Those just wanting to know whether files are proper UTF-8 but cringe on the thought of the modifying extension are fine too. You can force extension to only report offending files or only to check for certain offences, e.g. to make it verify-only and sensitive to only big-endian encoding you would add following in the configuration:

[killbom]
action = verify
extensions = utf-8 utf-16be utf-32be

Full source for the extension is available at BitBucket.

Jul 292014
 

Three years ago I applied for US L1 visa. After getting all company paperwork in order, I had to fill DS-160 form before I could even come to the embassy.

Application process threw me down the memory lane since it required annoying precision when it came to education and previous work engagements. I usually know a year when most of important events in my life took place, for quite a few I even know a month. But this was probably first time in my life that anybody asked me about exact start date of my high school and college.

Then questionare took a stupid turn. I am sure that other country’s questionnaires are probably as dumb but I was surprised that anyone would include “Do you seek to engage in espionage, sabotage, export control violations, or any other illegal activity while in the United States?” as a question on their form. Maybe you could catch world’s-most-stupid-criminal this way but even that is probably farfetched idea. I would enjoy seeing statistics on this question. How many people ever answered yes?

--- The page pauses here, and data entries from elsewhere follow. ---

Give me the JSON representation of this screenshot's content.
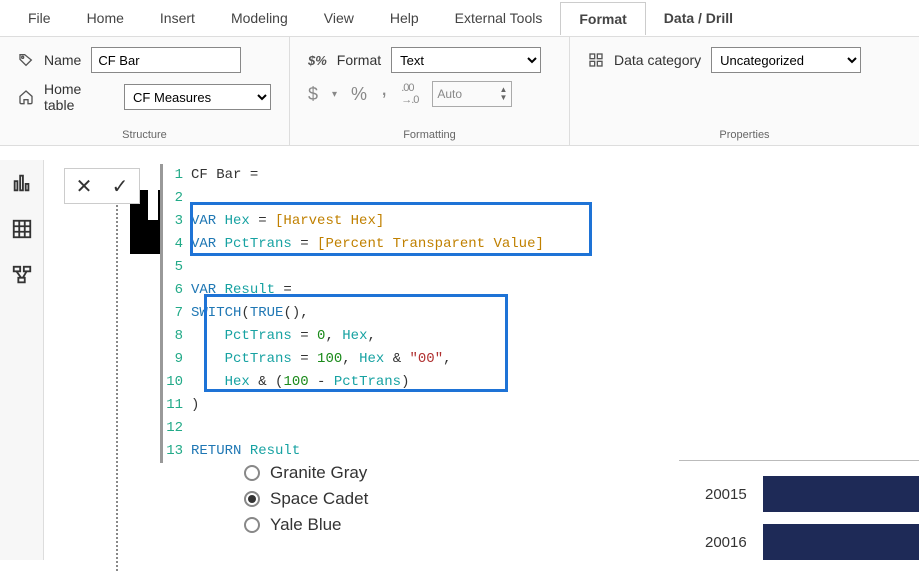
{
  "menu": {
    "items": [
      "File",
      "Home",
      "Insert",
      "Modeling",
      "View",
      "Help",
      "External Tools",
      "Format",
      "Data / Drill"
    ],
    "active_index": 7
  },
  "ribbon": {
    "structure": {
      "name_label": "Name",
      "name_value": "CF Bar",
      "table_label": "Home table",
      "table_value": "CF Measures",
      "group_label": "Structure"
    },
    "formatting": {
      "format_label": "Format",
      "format_value": "Text",
      "currency_symbol": "$",
      "percent_symbol": "%",
      "comma_symbol": ",",
      "decimal_symbol": ".00→.0",
      "auto_label": "Auto",
      "group_label": "Formatting"
    },
    "properties": {
      "category_label": "Data category",
      "category_value": "Uncategorized",
      "group_label": "Properties"
    }
  },
  "editor": {
    "lines": [
      {
        "n": 1,
        "tokens": [
          {
            "t": "CF Bar ",
            "c": ""
          },
          {
            "t": "=",
            "c": ""
          }
        ]
      },
      {
        "n": 2,
        "tokens": []
      },
      {
        "n": 3,
        "tokens": [
          {
            "t": "VAR ",
            "c": "kw"
          },
          {
            "t": "Hex ",
            "c": "var"
          },
          {
            "t": "= ",
            "c": ""
          },
          {
            "t": "[Harvest Hex]",
            "c": "bracket"
          }
        ]
      },
      {
        "n": 4,
        "tokens": [
          {
            "t": "VAR ",
            "c": "kw"
          },
          {
            "t": "PctTrans ",
            "c": "var"
          },
          {
            "t": "= ",
            "c": ""
          },
          {
            "t": "[Percent Transparent Value]",
            "c": "bracket"
          }
        ]
      },
      {
        "n": 5,
        "tokens": []
      },
      {
        "n": 6,
        "tokens": [
          {
            "t": "VAR ",
            "c": "kw"
          },
          {
            "t": "Result ",
            "c": "var"
          },
          {
            "t": "=",
            "c": ""
          }
        ]
      },
      {
        "n": 7,
        "tokens": [
          {
            "t": "SWITCH",
            "c": "func"
          },
          {
            "t": "(",
            "c": ""
          },
          {
            "t": "TRUE",
            "c": "func"
          },
          {
            "t": "(),",
            "c": ""
          }
        ]
      },
      {
        "n": 8,
        "tokens": [
          {
            "t": "    ",
            "c": ""
          },
          {
            "t": "PctTrans ",
            "c": "var"
          },
          {
            "t": "= ",
            "c": ""
          },
          {
            "t": "0",
            "c": "num"
          },
          {
            "t": ", ",
            "c": ""
          },
          {
            "t": "Hex",
            "c": "var"
          },
          {
            "t": ",",
            "c": ""
          }
        ]
      },
      {
        "n": 9,
        "tokens": [
          {
            "t": "    ",
            "c": ""
          },
          {
            "t": "PctTrans ",
            "c": "var"
          },
          {
            "t": "= ",
            "c": ""
          },
          {
            "t": "100",
            "c": "num"
          },
          {
            "t": ", ",
            "c": ""
          },
          {
            "t": "Hex ",
            "c": "var"
          },
          {
            "t": "& ",
            "c": ""
          },
          {
            "t": "\"00\"",
            "c": "str"
          },
          {
            "t": ",",
            "c": ""
          }
        ]
      },
      {
        "n": 10,
        "tokens": [
          {
            "t": "    ",
            "c": ""
          },
          {
            "t": "Hex ",
            "c": "var"
          },
          {
            "t": "& (",
            "c": ""
          },
          {
            "t": "100",
            "c": "num"
          },
          {
            "t": " - ",
            "c": ""
          },
          {
            "t": "PctTrans",
            "c": "var"
          },
          {
            "t": ")",
            "c": ""
          }
        ]
      },
      {
        "n": 11,
        "tokens": [
          {
            "t": ")",
            "c": ""
          }
        ]
      },
      {
        "n": 12,
        "tokens": []
      },
      {
        "n": 13,
        "tokens": [
          {
            "t": "RETURN ",
            "c": "kw"
          },
          {
            "t": "Result",
            "c": "var"
          }
        ]
      }
    ]
  },
  "radios": {
    "items": [
      {
        "label": "Granite Gray",
        "checked": false
      },
      {
        "label": "Space Cadet",
        "checked": true
      },
      {
        "label": "Yale Blue",
        "checked": false
      }
    ]
  },
  "bars": {
    "rows": [
      {
        "label": "20015"
      },
      {
        "label": "20016"
      }
    ]
  },
  "confirm": {
    "cancel": "✕",
    "accept": "✓"
  }
}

Questions following that one were no better. I had to read most of them twice just to be sure I was not hallucinating and it took a super-human strength to answer them “no”. For example, one that asked about my involvement in genocide just begged for a description of my crimes toward pig population (hams, sausages, bacon; you name it, I did it). But alas I was a coward.

One explanation that I’ve heard about the purpose of these questions was that they allow legal system to stick Visa Application Fraud in addition to other convictions if you do naughty things you promised not to do. While this has a ring of truth to it, I personally find it silly at best.

After filling that again for my wife and for my kids I was ready for an interview process in the embassy…

This post is intended to be a light read and hopefully draw a few smiles here or there. Don’t take anything you read too seriously. It is intentionally overly generalized, takes into account only my personal experience, information might be stale, and I won’t be above lying for the comedy effect. Be warned!